How has state funding affected the planning of MSA?
When I was doing MSA, the academy never intended to recruit students for MU. If it did, great, but it wasn’t on purpose. I personally didn’t showcase MU except to be a nice host. But that’s one of the big changes that occurred due to funding, and MU has to market its wares now.
I’m still really active in what’s called the National Conference of Governor’s Schools. MSA isn’t unique. There are lots of programs like it; we are modeled after programs in North Carolina, Arkansas, Kentucky. We’re different from them, but we’re modeled on them. There are really great programs in Wyoming, Colorado, North Dakota, Tennessee, Georgia, Alabama, West Virginia, New York, Virginia, about 25-30. I was president of the national organization for three years, and it’s still really great just to hear what they’re dealing with, how they’re being created. These are not good times for education in general and bright students in particular. State legislators want to pour money into bringing the bottom up. They’ve elected to say, “well, the bright kids can do it on their own.”
When people have upfront costs, it keeps them from applying in the first place. Even though there’s scholarship support, people don’t know if they’re gonna get it, and where that really has an impact is the diversity of the population. In a typical year, we’d have better minority representation than in overall state population; these were all really terrific kids.
We now have some funds we can draw on for those who can’t afford the fee, or who can’t afford transportation to and from the academy.
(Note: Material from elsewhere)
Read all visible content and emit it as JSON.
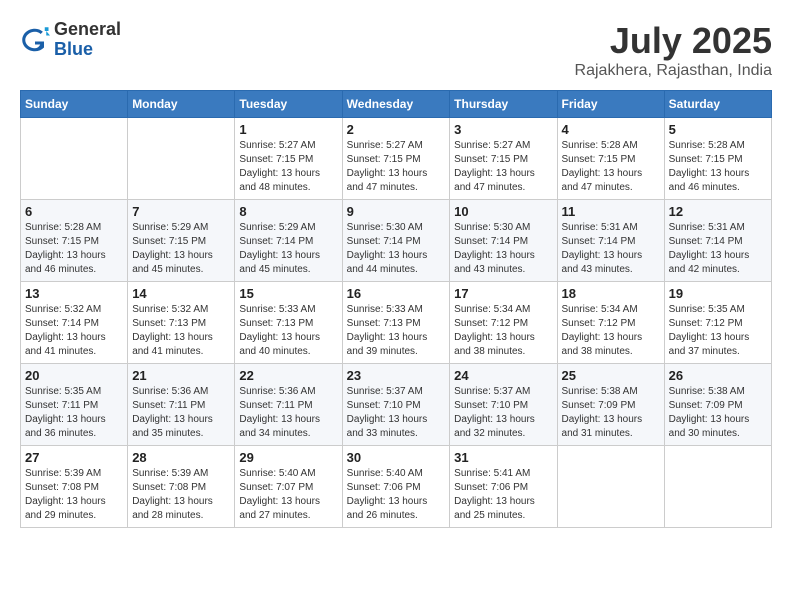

Another
thing to consider is that a lot of kids who qualify have to have summer jobs; it’s not that they can’t afford the fee, they just need a summer salary as well, and that’s one reason public funding is essential.
Taiso is one of the academy’s most famous traditions. How did Taiso begin at MSA?
At the National Conference of Governor’s Schools, one of the Kentucky programs had a partnership
with Toyota, who had a branch in Louisville, and part of the branch included outright cash for sharing Japanese culture, and at this Toyota plant they practiced Taiso. So, they performed it for the
conference of governor’s schools, and I came back and I contacted Ake Takahashi, and said, “have you heard of Taiso?” and he said, “Of course.” So there it was. And we have had to negotiate where it’s scheduled some years because of construction.
You are retiring this year, right? What are your retirement plans? What will you miss most?
I’ve stepped down from the Dean’s office, but I’m still teaching next year and doing other stuff for MU. Taking a half hour or so for a conversation while I was at the Dean’s office was very very difficult, so I’ll enjoy having a chance to spend that time.